*Figure 9: Disease Creation *

After creating a disease, you will be able to inspect the properties of the disease in the ‘Properties’ tab of the Resources section of the Designer View. Make sure that all parameters have been entered correctly, e.g., that you have a Transmission Rate larger than Zero. You can change the values of properties in this tab by simply editing them, and saving them by hitting <ctrl-S> in the Designer View again.

To create the disease model, proceed just as before by pulling the pop.model and the disease from the Project Explorer onto the empty dis.model in the Designer View, and save the disease model with <ctrl-S> to update the project.

# Create an Infector

The command “New -> infector” allows you to create an infector. An essential information for the infector is the disease to be linked to this infector, thus ‘Disease Name’ must correctly spell out the name of the disease defined earlier. Furthermore, the geographical location must be specified (under the ‘Select Location’ button), in this case Hamburg as one of the 41 nodes in the geographic model for Germany.

*Figure 12: ISO Key selection for Infector *

# Create a Sequencer

Any scenario will also need a sequencer to be runnable. Under “New->Sequential Sequencer” you can create a sequencer, that specifies the temporal increments upon which the evolution of your scenario will be based. For the sake of brevity, the screenshot is omitted here.

# Equip the Scenario

With a sequencer, an infector, and a nested model hierarchy at our disposal, we can now proceed to equip the scenario. This is done again by simply dragging the components from the Project Explorer onto the scenario heading in the Designer View. The asterisk preceding the scenario name in the tab header of the Designer View indicates unsaved work. Saving the scenario will update the scenario hierarchy in the Project Explorer.

*Figure 13: Scenario Completion *

# Run the Scenario
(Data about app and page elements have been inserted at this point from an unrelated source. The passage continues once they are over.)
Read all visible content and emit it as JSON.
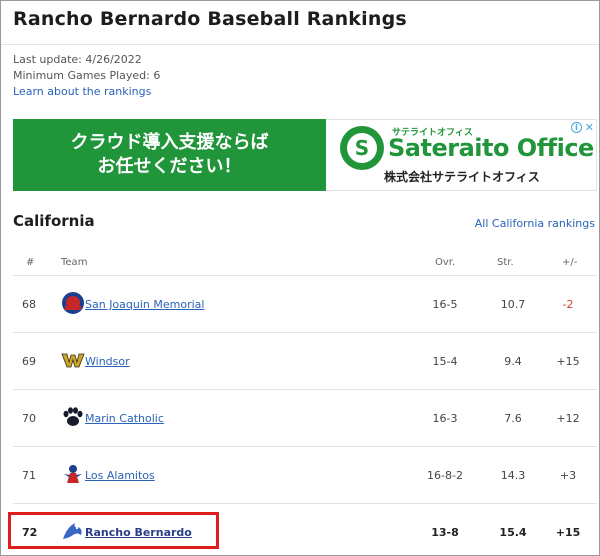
{
  "page": {
    "title": "Rancho Bernardo Baseball Rankings",
    "last_update": "Last update: 4/26/2022",
    "min_games": "Minimum Games Played: 6",
    "learn_link": "Learn about the rankings"
  },
  "ad": {
    "line1": "クラウド導入支援ならば",
    "line2": "お任せください！",
    "brand_small": "サテライトオフィス",
    "brand": "Sateraito Office",
    "company": "株式会社サテライトオフィス",
    "info": "i",
    "close": "✕"
  },
  "section": {
    "title": "California",
    "all_link": "All California rankings"
  },
  "table": {
    "headers": {
      "rank": "#",
      "team": "Team",
      "ovr": "Ovr.",
      "str": "Str.",
      "pm": "+/-"
    },
    "rows": [
      {
        "rank": "68",
        "team": "San Joaquin Memorial",
        "ovr": "16-5",
        "str": "10.7",
        "pm": "-2",
        "logo": "san-joaquin-memorial-logo"
      },
      {
        "rank": "69",
        "team": "Windsor",
        "ovr": "15-4",
        "str": "9.4",
        "pm": "+15",
        "logo": "windsor-logo"
      },
      {
        "rank": "70",
        "team": "Marin Catholic",
        "ovr": "16-3",
        "str": "7.6",
        "pm": "+12",
        "logo": "marin-catholic-logo"
      },
      {
        "rank": "71",
        "team": "Los Alamitos",
        "ovr": "16-8-2",
        "str": "14.3",
        "pm": "+3",
        "logo": "los-alamitos-logo"
      },
      {
        "rank": "72",
        "team": "Rancho Bernardo",
        "ovr": "13-8",
        "str": "15.4",
        "pm": "+15",
        "logo": "rancho-bernardo-logo"
      }
    ]
  },
  "colors": {
    "link": "#2a63b8",
    "negative": "#d23a2a",
    "ad_green": "#21953a",
    "highlight": "#e01e1e"
  }
}
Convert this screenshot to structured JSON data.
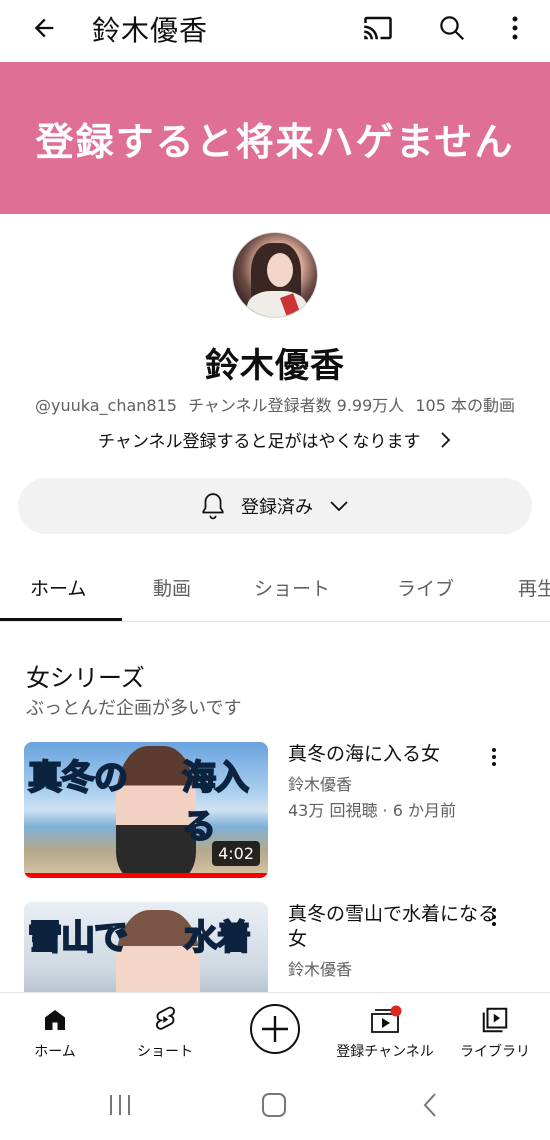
{
  "appbar": {
    "title": "鈴木優香",
    "icons": [
      "back-arrow-icon",
      "cast-icon",
      "search-icon",
      "more-vert-icon"
    ]
  },
  "banner": {
    "text": "登録すると将来ハゲません",
    "color": "#e06f96"
  },
  "channel": {
    "name": "鈴木優香",
    "handle": "@yuuka_chan815",
    "subscribers": "チャンネル登録者数 9.99万人",
    "video_count": "105 本の動画",
    "tagline": "チャンネル登録すると足がはやくなります",
    "subscribe_state": "登録済み"
  },
  "tabs": [
    "ホーム",
    "動画",
    "ショート",
    "ライブ",
    "再生"
  ],
  "section": {
    "title": "女シリーズ",
    "subtitle": "ぶっとんだ企画が多いです"
  },
  "videos": [
    {
      "title": "真冬の海に入る女",
      "channel": "鈴木優香",
      "stats": "43万 回視聴 · 6 か月前",
      "duration": "4:02",
      "thumb_text_left": "真冬の",
      "thumb_text_right": "海入る",
      "progress": 1.0
    },
    {
      "title": "真冬の雪山で水着になる女",
      "channel": "鈴木優香",
      "stats": "",
      "thumb_text_left": "雪山で",
      "thumb_text_right": "水着"
    }
  ],
  "bottom_nav": [
    {
      "label": "ホーム",
      "icon": "home-icon"
    },
    {
      "label": "ショート",
      "icon": "shorts-icon"
    },
    {
      "label": "",
      "icon": "create-plus-icon"
    },
    {
      "label": "登録チャンネル",
      "icon": "subscriptions-icon"
    },
    {
      "label": "ライブラリ",
      "icon": "library-icon"
    }
  ],
  "colors": {
    "accent_red": "#ff0000",
    "text_primary": "#0f0f0f",
    "text_secondary": "#606060"
  }
}
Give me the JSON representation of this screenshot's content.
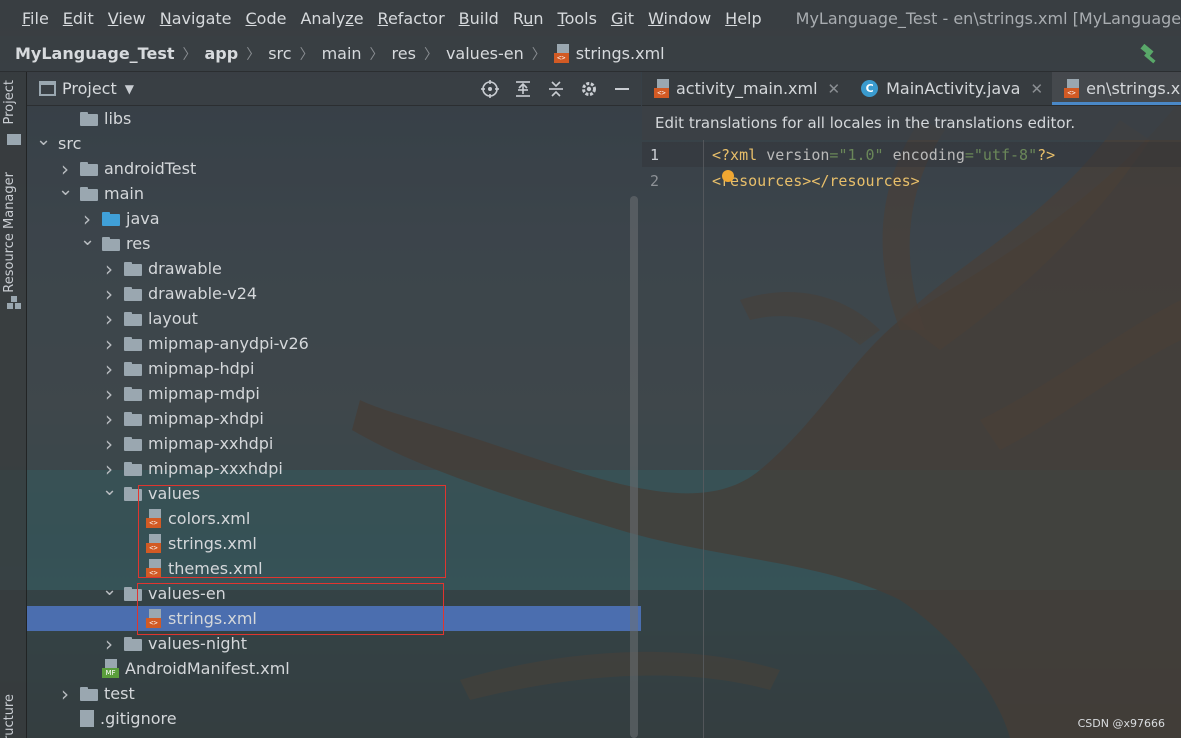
{
  "menubar": {
    "items": [
      {
        "u": "F",
        "rest": "ile"
      },
      {
        "u": "E",
        "rest": "dit"
      },
      {
        "u": "V",
        "rest": "iew"
      },
      {
        "u": "N",
        "rest": "avigate"
      },
      {
        "u": "C",
        "rest": "ode"
      },
      {
        "pre": "Analy",
        "u": "z",
        "rest": "e"
      },
      {
        "u": "R",
        "rest": "efactor"
      },
      {
        "u": "B",
        "rest": "uild"
      },
      {
        "pre": "R",
        "u": "u",
        "rest": "n"
      },
      {
        "u": "T",
        "rest": "ools"
      },
      {
        "u": "G",
        "rest": "it"
      },
      {
        "u": "W",
        "rest": "indow"
      },
      {
        "u": "H",
        "rest": "elp"
      }
    ],
    "window_title": "MyLanguage_Test - en\\strings.xml [MyLanguage_Test.app]"
  },
  "breadcrumb": {
    "items": [
      "MyLanguage_Test",
      "app",
      "src",
      "main",
      "res",
      "values-en",
      "strings.xml"
    ]
  },
  "toolstrip": {
    "project_label": "Project",
    "resource_manager_label": "Resource Manager",
    "structure_label": "Structure"
  },
  "project_panel": {
    "title": "Project",
    "caret": "▼",
    "tree": [
      {
        "label": "libs",
        "type": "folder",
        "depth": 2,
        "arrow": ""
      },
      {
        "label": "src",
        "type": "none",
        "depth": 1,
        "arrow": "v"
      },
      {
        "label": "androidTest",
        "type": "folder",
        "depth": 2,
        "arrow": ">"
      },
      {
        "label": "main",
        "type": "folder",
        "depth": 2,
        "arrow": "v"
      },
      {
        "label": "java",
        "type": "folder-blue",
        "depth": 3,
        "arrow": ">"
      },
      {
        "label": "res",
        "type": "folder",
        "depth": 3,
        "arrow": "v"
      },
      {
        "label": "drawable",
        "type": "folder",
        "depth": 4,
        "arrow": ">"
      },
      {
        "label": "drawable-v24",
        "type": "folder",
        "depth": 4,
        "arrow": ">"
      },
      {
        "label": "layout",
        "type": "folder",
        "depth": 4,
        "arrow": ">"
      },
      {
        "label": "mipmap-anydpi-v26",
        "type": "folder",
        "depth": 4,
        "arrow": ">"
      },
      {
        "label": "mipmap-hdpi",
        "type": "folder",
        "depth": 4,
        "arrow": ">"
      },
      {
        "label": "mipmap-mdpi",
        "type": "folder",
        "depth": 4,
        "arrow": ">"
      },
      {
        "label": "mipmap-xhdpi",
        "type": "folder",
        "depth": 4,
        "arrow": ">"
      },
      {
        "label": "mipmap-xxhdpi",
        "type": "folder",
        "depth": 4,
        "arrow": ">"
      },
      {
        "label": "mipmap-xxxhdpi",
        "type": "folder",
        "depth": 4,
        "arrow": ">"
      },
      {
        "label": "values",
        "type": "folder",
        "depth": 4,
        "arrow": "v"
      },
      {
        "label": "colors.xml",
        "type": "xml",
        "depth": 5,
        "arrow": ""
      },
      {
        "label": "strings.xml",
        "type": "xml",
        "depth": 5,
        "arrow": ""
      },
      {
        "label": "themes.xml",
        "type": "xml",
        "depth": 5,
        "arrow": ""
      },
      {
        "label": "values-en",
        "type": "folder",
        "depth": 4,
        "arrow": "v"
      },
      {
        "label": "strings.xml",
        "type": "xml",
        "depth": 5,
        "arrow": "",
        "selected": true
      },
      {
        "label": "values-night",
        "type": "folder",
        "depth": 4,
        "arrow": ">"
      },
      {
        "label": "AndroidManifest.xml",
        "type": "manifest",
        "depth": 3,
        "arrow": ""
      },
      {
        "label": "test",
        "type": "folder",
        "depth": 2,
        "arrow": ">"
      },
      {
        "label": ".gitignore",
        "type": "git",
        "depth": 2,
        "arrow": ""
      }
    ]
  },
  "editor": {
    "tabs": [
      {
        "label": "activity_main.xml",
        "icon": "xml",
        "active": false
      },
      {
        "label": "MainActivity.java",
        "icon": "class",
        "active": false
      },
      {
        "label": "en\\strings.xml",
        "icon": "xml",
        "active": true
      }
    ],
    "banner": "Edit translations for all locales in the translations editor.",
    "lines": [
      {
        "no": "1"
      },
      {
        "no": "2"
      }
    ],
    "code_line1": {
      "open": "<?xml ",
      "a1": "version",
      "eq1": "=",
      "v1": "\"1.0\"",
      "sp": " ",
      "a2": "encoding",
      "eq2": "=",
      "v2": "\"utf-8\"",
      "close": "?>"
    },
    "code_line2": "<resources></resources>"
  },
  "watermark": "CSDN @x97666",
  "colors": {
    "selection": "#4b6eaf",
    "highlight_box": "#e0352f",
    "xml_tag": "#e8bf6a",
    "xml_value": "#6a8759",
    "tab_underline": "#4a88c7"
  }
}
Right-clicking on the scenario heading and selecting the green triangle icon for “run”, you can now run the scenario and observe the progression of the disease given the selected parameters.